Many people, at some point in their careers, will encounter a toxic leader. This is a manager who bullies, threatens and shouts, and whose mood swings dictate the office atmosphere. Toxic leaders are bad news for organizations. They bleed the energy and enthusiasm of employees, and often lower organizational productivity and damage corporate reputation. For small or start-up organizations, the toxic leader may even prove fatal to the business. To tackle the toxic leader, organizations must first understand who or what they are dealing with.
What Makes a Toxic Leader Tick?
This can be a difficult question to answer, and has been widely debated. Some people believe that the need for power and recognition is what ultimately creates and motivates the toxic leader. Others think that incompetence or insecurity drive toxic behavior in some people. The toxic leader is often described as self-centered, petty, abusive and interpersonally dangerous and harmful. Toxic managers can appear in different guises; the control freak manager, the unethical manager, the overly aggressive manager or the dictatorial and passive aggressive manager.
Regardless of the guise, employees always know one when they are faced with one. Toxic leaders prefer an unstable environment where their own unpredictable behavior is the norm. They are often moody and their emotional sensitivity is high. They are difficult to work for, because they often change their minds, can’t sit still and pay little or no attention to others. Toxic leaders often shout, weep, sulk, and gush, often without any apparent sense of embarrassment.
What We Can Do…
The best way to tackle toxic behavior is to prevent it from occurring in the first place. Organizations can accomplish this by:
- Developing an organizational culture that strongly discourages toxic behavior. Have a stated set of organizational values, then interview with the goal of determining whether the candidate subscribes to those values. Detailed reference checking is also essential. Utilize a rigorous hiring process that screens out those who are likely to be, or become, toxic managers.

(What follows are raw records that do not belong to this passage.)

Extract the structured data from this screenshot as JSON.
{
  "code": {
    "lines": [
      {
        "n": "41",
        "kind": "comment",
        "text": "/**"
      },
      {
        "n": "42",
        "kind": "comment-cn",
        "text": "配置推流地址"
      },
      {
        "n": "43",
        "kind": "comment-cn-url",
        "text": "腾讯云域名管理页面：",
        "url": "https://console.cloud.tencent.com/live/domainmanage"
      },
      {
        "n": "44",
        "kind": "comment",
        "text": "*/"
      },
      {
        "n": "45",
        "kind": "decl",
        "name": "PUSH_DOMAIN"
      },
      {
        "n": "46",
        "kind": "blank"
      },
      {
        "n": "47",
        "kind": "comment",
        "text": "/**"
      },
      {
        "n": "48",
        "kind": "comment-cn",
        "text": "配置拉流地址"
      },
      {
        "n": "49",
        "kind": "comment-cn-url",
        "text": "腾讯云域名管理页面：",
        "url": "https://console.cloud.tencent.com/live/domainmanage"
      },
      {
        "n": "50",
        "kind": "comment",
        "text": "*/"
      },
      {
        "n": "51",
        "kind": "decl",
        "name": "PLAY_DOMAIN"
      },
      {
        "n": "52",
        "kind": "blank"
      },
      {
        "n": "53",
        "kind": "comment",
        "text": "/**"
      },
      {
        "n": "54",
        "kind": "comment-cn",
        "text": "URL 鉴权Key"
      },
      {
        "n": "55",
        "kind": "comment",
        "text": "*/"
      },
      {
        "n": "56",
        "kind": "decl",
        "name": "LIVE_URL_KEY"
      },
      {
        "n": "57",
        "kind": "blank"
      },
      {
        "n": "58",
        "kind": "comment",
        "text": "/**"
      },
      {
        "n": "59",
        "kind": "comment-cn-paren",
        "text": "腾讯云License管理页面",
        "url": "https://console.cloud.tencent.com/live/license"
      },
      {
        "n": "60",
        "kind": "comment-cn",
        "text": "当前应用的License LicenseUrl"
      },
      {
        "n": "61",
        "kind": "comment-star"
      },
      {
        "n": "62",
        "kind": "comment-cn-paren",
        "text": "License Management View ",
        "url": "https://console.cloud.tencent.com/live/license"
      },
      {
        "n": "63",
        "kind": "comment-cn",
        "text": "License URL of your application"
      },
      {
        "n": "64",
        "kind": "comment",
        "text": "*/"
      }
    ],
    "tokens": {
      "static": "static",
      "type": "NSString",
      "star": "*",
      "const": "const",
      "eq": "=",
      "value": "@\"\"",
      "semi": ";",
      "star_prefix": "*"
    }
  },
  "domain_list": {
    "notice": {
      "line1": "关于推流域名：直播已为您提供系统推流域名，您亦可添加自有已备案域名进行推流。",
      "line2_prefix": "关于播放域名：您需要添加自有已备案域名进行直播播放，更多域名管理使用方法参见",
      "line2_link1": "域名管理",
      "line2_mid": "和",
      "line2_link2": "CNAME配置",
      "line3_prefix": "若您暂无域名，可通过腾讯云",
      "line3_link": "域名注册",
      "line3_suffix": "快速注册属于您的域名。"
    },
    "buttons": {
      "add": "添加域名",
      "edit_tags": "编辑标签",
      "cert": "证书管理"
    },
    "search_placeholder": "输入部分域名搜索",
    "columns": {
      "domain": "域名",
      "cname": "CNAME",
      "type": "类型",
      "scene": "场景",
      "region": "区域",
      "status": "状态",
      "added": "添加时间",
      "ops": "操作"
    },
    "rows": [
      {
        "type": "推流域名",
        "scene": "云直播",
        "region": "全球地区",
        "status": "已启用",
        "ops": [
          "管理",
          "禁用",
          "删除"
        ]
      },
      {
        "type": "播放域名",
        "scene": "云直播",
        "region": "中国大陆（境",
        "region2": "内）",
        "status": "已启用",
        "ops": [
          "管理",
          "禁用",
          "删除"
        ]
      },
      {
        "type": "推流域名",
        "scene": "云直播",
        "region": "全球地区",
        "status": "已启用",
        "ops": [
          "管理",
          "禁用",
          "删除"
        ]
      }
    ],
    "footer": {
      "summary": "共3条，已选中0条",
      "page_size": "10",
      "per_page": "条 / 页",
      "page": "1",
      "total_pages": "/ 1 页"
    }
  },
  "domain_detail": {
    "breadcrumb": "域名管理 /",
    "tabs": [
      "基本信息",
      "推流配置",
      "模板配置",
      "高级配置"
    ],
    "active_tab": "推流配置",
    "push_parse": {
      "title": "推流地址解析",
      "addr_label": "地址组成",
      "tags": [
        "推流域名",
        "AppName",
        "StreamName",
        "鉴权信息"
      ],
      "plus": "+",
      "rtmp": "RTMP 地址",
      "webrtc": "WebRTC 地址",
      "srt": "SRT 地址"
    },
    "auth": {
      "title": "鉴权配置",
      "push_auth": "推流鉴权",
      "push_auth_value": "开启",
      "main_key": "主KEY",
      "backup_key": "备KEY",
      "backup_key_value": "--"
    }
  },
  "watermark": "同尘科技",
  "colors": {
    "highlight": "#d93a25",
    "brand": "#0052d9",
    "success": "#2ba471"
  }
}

- Rewarding and promoting leaders who demonstrate that leadership success is not attained via toxic behavior.
Where toxic behavior is apparent, it is important to talk to the individual to try to get to the root of the problem. For instance, their behavior may have become toxic due to an ongoing stressful situation in their personal life. If an organization decides to try to help a toxic manager, they should be offered coaching with a qualified professional, who can get to the root of their toxic behavior and help them to change. It is also advisable to encourage the individual to have a medical examination to assess whether any underlying condition could be driving their toxic behavior, e.g. anxiety, depression, etc.
Conclusion We are not perfect. We all have our own particular behaviors, some that are engaging and others that are less so. It is important to be able to spot even the earliest signs of toxic leadership, and intervene to prevent such behaviors from harming employees and the organization even further. The HR Power Centre’s Recruitment and Performance Management modules can be particularly helpful in dealing with these issues.